━━━━━ INFORMATION SUPPLIED ━━━━━

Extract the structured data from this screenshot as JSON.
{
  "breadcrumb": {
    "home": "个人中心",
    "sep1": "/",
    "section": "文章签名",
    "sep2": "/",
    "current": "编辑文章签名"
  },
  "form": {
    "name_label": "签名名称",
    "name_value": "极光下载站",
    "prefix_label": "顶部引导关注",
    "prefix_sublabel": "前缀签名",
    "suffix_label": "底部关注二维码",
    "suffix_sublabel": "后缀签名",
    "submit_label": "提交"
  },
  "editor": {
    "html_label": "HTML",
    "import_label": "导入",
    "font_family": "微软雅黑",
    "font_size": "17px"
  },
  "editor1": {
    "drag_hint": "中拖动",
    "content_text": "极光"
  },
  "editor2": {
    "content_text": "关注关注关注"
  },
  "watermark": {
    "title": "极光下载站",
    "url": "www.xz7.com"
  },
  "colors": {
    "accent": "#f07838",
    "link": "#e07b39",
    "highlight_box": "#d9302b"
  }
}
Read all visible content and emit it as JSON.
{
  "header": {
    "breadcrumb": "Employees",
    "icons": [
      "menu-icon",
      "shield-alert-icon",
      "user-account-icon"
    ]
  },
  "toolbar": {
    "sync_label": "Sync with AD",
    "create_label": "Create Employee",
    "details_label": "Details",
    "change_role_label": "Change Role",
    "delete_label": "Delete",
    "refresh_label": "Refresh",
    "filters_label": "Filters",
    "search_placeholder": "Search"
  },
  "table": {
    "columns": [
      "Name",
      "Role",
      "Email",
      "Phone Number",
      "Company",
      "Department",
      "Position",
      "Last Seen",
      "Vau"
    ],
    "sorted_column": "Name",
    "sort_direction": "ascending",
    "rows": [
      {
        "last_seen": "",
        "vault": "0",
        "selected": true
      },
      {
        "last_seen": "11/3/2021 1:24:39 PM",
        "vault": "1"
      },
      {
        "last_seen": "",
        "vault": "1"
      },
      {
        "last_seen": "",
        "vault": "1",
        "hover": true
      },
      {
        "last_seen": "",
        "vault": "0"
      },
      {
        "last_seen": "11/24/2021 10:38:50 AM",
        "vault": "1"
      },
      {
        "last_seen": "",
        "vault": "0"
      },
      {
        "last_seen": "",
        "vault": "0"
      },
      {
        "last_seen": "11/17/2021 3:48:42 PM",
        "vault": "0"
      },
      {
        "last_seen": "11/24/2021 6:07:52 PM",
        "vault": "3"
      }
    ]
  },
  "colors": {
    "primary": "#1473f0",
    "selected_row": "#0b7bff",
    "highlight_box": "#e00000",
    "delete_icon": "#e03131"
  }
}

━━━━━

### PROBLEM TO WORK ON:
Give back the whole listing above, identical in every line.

### RESPONSE TO THE TASK:
Extract the structured data from this screenshot as JSON.
{
  "breadcrumb": {
    "home": "个人中心",
    "sep1": "/",
    "section": "文章签名",
    "sep2": "/",
    "current": "编辑文章签名"
  },
  "form": {
    "name_label": "签名名称",
    "name_value": "极光下载站",
    "prefix_label": "顶部引导关注",
    "prefix_sublabel": "前缀签名",
    "suffix_label": "底部关注二维码",
    "suffix_sublabel": "后缀签名",
    "submit_label": "提交"
  },
  "editor": {
    "html_label": "HTML",
    "import_label": "导入",
    "font_family": "微软雅黑",
    "font_size": "17px"
  },
  "editor1": {
    "drag_hint": "中拖动",
    "content_text": "极光"
  },
  "editor2": {
    "content_text": "关注关注关注"
  },
  "watermark": {
    "title": "极光下载站",
    "url": "www.xz7.com"
  },
  "colors": {
    "accent": "#f07838",
    "link": "#e07b39",
    "highlight_box": "#d9302b"
  }
}
Read all visible content and emit it as JSON.
{
  "header": {
    "breadcrumb": "Employees",
    "icons": [
      "menu-icon",
      "shield-alert-icon",
      "user-account-icon"
    ]
  },
  "toolbar": {
    "sync_label": "Sync with AD",
    "create_label": "Create Employee",
    "details_label": "Details",
    "change_role_label": "Change Role",
    "delete_label": "Delete",
    "refresh_label": "Refresh",
    "filters_label": "Filters",
    "search_placeholder": "Search"
  },
  "table": {
    "columns": [
      "Name",
      "Role",
      "Email",
      "Phone Number",
      "Company",
      "Department",
      "Position",
      "Last Seen",
      "Vau"
    ],
    "sorted_column": "Name",
    "sort_direction": "ascending",
    "rows": [
      {
        "last_seen": "",
        "vault": "0",
        "selected": true
      },
      {
        "last_seen": "11/3/2021 1:24:39 PM",
        "vault": "1"
      },
      {
        "last_seen": "",
        "vault": "1"
      },
      {
        "last_seen": "",
        "vault": "1",
        "hover": true
      },
      {
        "last_seen": "",
        "vault": "0"
      },
      {
        "last_seen": "11/24/2021 10:38:50 AM",
        "vault": "1"
      },
      {
        "last_seen": "",
        "vault": "0"
      },
      {
        "last_seen": "",
        "vault": "0"
      },
      {
        "last_seen": "11/17/2021 3:48:42 PM",
        "vault": "0"
      },
      {
        "last_seen": "11/24/2021 6:07:52 PM",
        "vault": "3"
      }
    ]
  },
  "colors": {
    "primary": "#1473f0",
    "selected_row": "#0b7bff",
    "highlight_box": "#e00000",
    "delete_icon": "#e03131"
  }
}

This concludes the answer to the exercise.